Required action:
Print the listing exactly as it stands. Skip every picture.

Data excerpts:
==========

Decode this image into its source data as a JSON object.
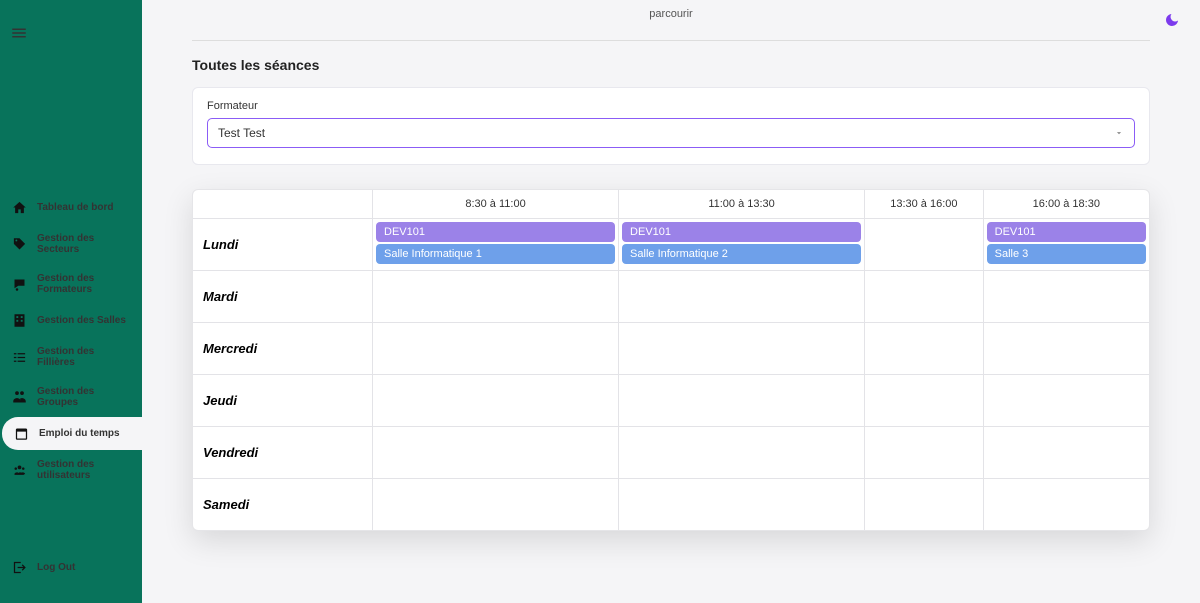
{
  "sidebar": {
    "items": [
      {
        "label": "Tableau de bord",
        "name": "sidebar-item-dashboard"
      },
      {
        "label": "Gestion des Secteurs",
        "name": "sidebar-item-sectors"
      },
      {
        "label": "Gestion des Formateurs",
        "name": "sidebar-item-trainers"
      },
      {
        "label": "Gestion des Salles",
        "name": "sidebar-item-rooms"
      },
      {
        "label": "Gestion des Fillières",
        "name": "sidebar-item-filieres"
      },
      {
        "label": "Gestion des Groupes",
        "name": "sidebar-item-groups"
      },
      {
        "label": "Emploi du temps",
        "name": "sidebar-item-timetable"
      },
      {
        "label": "Gestion des utilisateurs",
        "name": "sidebar-item-users"
      }
    ],
    "logout": "Log Out"
  },
  "top": {
    "parcourir": "parcourir"
  },
  "section": {
    "title": "Toutes les séances",
    "formateur_label": "Formateur",
    "formateur_value": "Test Test"
  },
  "schedule": {
    "time_headers": [
      "8:30 à 11:00",
      "11:00 à 13:30",
      "13:30 à 16:00",
      "16:00 à 18:30"
    ],
    "days": [
      "Lundi",
      "Mardi",
      "Mercredi",
      "Jeudi",
      "Vendredi",
      "Samedi"
    ],
    "sessions": {
      "lundi": [
        {
          "course": "DEV101",
          "room": "Salle Informatique 1"
        },
        {
          "course": "DEV101",
          "room": "Salle Informatique 2"
        },
        null,
        {
          "course": "DEV101",
          "room": "Salle 3"
        }
      ]
    }
  }
}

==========

Exercise response:
Decode this image into its source data as a JSON object.
{
  "sidebar": {
    "items": [
      {
        "label": "Tableau de bord",
        "name": "sidebar-item-dashboard"
      },
      {
        "label": "Gestion des Secteurs",
        "name": "sidebar-item-sectors"
      },
      {
        "label": "Gestion des Formateurs",
        "name": "sidebar-item-trainers"
      },
      {
        "label": "Gestion des Salles",
        "name": "sidebar-item-rooms"
      },
      {
        "label": "Gestion des Fillières",
        "name": "sidebar-item-filieres"
      },
      {
        "label": "Gestion des Groupes",
        "name": "sidebar-item-groups"
      },
      {
        "label": "Emploi du temps",
        "name": "sidebar-item-timetable"
      },
      {
        "label": "Gestion des utilisateurs",
        "name": "sidebar-item-users"
      }
    ],
    "logout": "Log Out"
  },
  "top": {
    "parcourir": "parcourir"
  },
  "section": {
    "title": "Toutes les séances",
    "formateur_label": "Formateur",
    "formateur_value": "Test Test"
  },
  "schedule": {
    "time_headers": [
      "8:30 à 11:00",
      "11:00 à 13:30",
      "13:30 à 16:00",
      "16:00 à 18:30"
    ],
    "days": [
      "Lundi",
      "Mardi",
      "Mercredi",
      "Jeudi",
      "Vendredi",
      "Samedi"
    ],
    "sessions": {
      "lundi": [
        {
          "course": "DEV101",
          "room": "Salle Informatique 1"
        },
        {
          "course": "DEV101",
          "room": "Salle Informatique 2"
        },
        null,
        {
          "course": "DEV101",
          "room": "Salle 3"
        }
      ]
    }
  }
}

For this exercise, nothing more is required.